As in Laguna Metts, the excuse of Piotrowski's counsel that he was "burdened with duties as an officer of the court" is self-serving. His excuse that he had difficulty consulting with Piotrowski who was abroad, allegedly old and sick, was not supported by proof or affidavit. We also cannot grant an extension simply because the case involved "voluminous documents." Otherwise, it would be easy for a litigant to engage in dilatory tactics by conveniently claiming that he had to "secure certified true copies of voluminous documents" without effort to prove the veracity of such claim.
For all these reasons, we hold that the CA did not gravely abuse its discretion when it denied the motion for additional time. With the core threshold issue in this case resolved, we see no more reason to tackle the parties' peripheral issues.
WHEREFORE, in view of the foregoing findings and legal premises, we DISMISS the petition and AFFIRM the March 15, 2010 and July 19, 2010 resolutions of the Court of Appeals (CA) in CA-G.R. No. SP No. 113020.
Carpio, (Chairperson), Del Castillo, Mendoza, and Leonen, JJ., concur.chanrobleslaw
1 Rollo, pp. 8-35. The petition is filed under Rule 65 of the Rules of Court.
2 Id at 38-39. The resolution is penned by Associate Justice Celia C. Librea-Leagogo and concurred in by Associate Justices Marelene Gonzales-Sison and Stephen C. Cruz of the Special Fourth Division.
3 Id. at 55-58.
4 Id. at 59-63. The intended Rule 65 petition was attached to the urgent motion at 64-110.
5 Id. at 40-51.
6 Civil Case No. A-2204, Regional Trial Court, Branch 31, Agoo, La Union, presided by Executive Judge Clifton U. Ganay.
7 Rollo, p. 143.
8 Id. at 142-146. The re-amended complaint was dated March 31, 2003.
9 Id. at 145.
10 Id. at 163.
11 Id. at 50. A copy of the writ of execution is not on record but Piotrowski judicially admitted that the writ had been issued.
12 Id. at 147-159.
13 Id. at 172.
14 Id. at 166.
15 Id. at 164-165.
16 Id. at 207-210.
17 Id. at 179-184.
18 Id. at 139-141.
19 Id. at 230.
20 Id. at 232.
21 Id. at 130.
22 Id. at 115-120.
23 Id. at 114.
24 Supra note 1.
25Rollo, pp. 240-261.
26 611 Phil. 530(2009).
27 G.R. No. 191215. February 3, 2014, 715 SCRA 153.
28 Ibid. Original quotations and citations omitted.
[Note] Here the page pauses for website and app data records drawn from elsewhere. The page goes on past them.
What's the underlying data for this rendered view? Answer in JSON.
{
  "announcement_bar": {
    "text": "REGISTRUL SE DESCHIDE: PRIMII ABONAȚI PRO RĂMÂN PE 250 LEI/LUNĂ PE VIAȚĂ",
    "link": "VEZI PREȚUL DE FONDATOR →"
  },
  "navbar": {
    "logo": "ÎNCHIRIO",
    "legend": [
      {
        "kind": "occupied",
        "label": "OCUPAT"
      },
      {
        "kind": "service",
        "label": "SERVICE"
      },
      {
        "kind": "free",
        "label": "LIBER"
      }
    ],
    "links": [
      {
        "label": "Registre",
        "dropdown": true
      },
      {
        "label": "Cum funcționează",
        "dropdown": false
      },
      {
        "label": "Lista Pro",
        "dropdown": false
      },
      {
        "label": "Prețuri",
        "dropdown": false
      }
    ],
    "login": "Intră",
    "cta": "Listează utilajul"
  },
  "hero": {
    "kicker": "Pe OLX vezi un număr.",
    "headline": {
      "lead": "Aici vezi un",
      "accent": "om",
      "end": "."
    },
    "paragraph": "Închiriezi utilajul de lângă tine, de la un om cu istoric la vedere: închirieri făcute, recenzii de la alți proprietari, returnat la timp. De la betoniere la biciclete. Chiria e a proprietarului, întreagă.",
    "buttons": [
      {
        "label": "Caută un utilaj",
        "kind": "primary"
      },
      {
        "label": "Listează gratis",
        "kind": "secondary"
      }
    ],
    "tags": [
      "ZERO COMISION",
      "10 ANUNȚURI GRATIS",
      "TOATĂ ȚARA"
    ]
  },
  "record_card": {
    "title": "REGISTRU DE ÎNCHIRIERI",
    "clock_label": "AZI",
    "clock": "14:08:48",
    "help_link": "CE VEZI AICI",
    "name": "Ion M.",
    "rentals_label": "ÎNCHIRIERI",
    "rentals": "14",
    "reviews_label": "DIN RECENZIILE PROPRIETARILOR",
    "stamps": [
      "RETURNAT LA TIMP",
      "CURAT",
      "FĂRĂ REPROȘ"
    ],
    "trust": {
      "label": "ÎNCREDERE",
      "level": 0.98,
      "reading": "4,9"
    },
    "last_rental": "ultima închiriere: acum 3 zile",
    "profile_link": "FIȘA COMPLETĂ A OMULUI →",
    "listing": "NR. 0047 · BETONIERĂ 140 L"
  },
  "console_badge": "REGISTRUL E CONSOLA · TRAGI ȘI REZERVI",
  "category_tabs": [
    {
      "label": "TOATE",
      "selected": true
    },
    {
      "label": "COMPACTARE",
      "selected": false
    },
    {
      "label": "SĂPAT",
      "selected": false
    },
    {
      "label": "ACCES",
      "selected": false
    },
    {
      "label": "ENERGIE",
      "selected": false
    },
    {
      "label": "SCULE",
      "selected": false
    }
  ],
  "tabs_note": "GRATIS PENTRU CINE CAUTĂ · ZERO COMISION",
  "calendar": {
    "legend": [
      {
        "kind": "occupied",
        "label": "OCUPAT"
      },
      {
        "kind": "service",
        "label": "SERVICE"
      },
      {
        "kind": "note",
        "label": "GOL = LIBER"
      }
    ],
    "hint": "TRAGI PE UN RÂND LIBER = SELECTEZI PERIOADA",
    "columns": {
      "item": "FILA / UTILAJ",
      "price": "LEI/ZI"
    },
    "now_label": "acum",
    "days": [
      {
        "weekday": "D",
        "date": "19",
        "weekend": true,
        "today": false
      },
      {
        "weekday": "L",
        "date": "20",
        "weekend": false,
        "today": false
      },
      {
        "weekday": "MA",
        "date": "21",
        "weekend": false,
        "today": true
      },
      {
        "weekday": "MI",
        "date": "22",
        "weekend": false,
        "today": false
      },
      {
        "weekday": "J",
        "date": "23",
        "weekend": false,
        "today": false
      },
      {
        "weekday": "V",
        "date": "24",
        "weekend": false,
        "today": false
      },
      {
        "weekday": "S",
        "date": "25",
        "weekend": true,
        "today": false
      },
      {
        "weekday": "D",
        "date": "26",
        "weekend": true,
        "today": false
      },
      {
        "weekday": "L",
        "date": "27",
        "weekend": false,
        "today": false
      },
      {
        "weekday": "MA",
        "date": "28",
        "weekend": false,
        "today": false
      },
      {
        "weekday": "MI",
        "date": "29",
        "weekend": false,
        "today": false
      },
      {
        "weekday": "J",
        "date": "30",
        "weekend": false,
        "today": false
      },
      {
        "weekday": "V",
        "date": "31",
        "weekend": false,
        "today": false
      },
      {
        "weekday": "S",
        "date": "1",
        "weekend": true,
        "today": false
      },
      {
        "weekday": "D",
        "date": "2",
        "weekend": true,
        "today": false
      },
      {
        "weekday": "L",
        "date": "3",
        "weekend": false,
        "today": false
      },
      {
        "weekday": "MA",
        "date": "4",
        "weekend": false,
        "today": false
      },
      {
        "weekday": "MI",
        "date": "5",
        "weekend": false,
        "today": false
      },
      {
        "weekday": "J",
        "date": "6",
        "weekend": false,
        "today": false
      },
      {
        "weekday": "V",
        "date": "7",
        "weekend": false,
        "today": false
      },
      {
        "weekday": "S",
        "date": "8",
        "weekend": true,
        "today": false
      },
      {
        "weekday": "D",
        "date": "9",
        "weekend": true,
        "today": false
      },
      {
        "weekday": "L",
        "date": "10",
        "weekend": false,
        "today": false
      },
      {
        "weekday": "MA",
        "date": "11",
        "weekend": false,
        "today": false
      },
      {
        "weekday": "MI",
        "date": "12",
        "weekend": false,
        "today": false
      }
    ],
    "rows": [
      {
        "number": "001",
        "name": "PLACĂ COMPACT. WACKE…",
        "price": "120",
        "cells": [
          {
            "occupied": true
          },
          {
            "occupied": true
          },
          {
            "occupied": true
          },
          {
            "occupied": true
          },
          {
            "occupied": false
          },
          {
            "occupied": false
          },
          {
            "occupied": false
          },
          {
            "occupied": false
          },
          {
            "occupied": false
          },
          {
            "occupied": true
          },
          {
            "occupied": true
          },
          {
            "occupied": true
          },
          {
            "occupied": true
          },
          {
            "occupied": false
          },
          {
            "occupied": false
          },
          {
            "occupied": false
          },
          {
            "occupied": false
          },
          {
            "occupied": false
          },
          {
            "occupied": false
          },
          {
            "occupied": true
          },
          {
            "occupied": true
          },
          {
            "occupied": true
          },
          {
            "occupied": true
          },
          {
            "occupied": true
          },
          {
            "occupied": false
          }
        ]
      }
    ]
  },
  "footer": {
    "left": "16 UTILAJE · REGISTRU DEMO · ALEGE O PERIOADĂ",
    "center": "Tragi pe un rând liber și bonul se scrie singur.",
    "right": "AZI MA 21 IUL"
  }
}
29 Ibid, citing Labao v. Flores, G.R. No. 187984, November 15, 2010, 634 SCRA 723, 732.
31Supra note 25 citing Yutingco v. Court of Appeals, 435 Phil. 84 (2002).
32 Ibid at 167, citing Vda. de Victoria v. Court of Appeals, 490 Phil. 220, 221-222 (2005).
33Supra note 4.
34Supra note 25.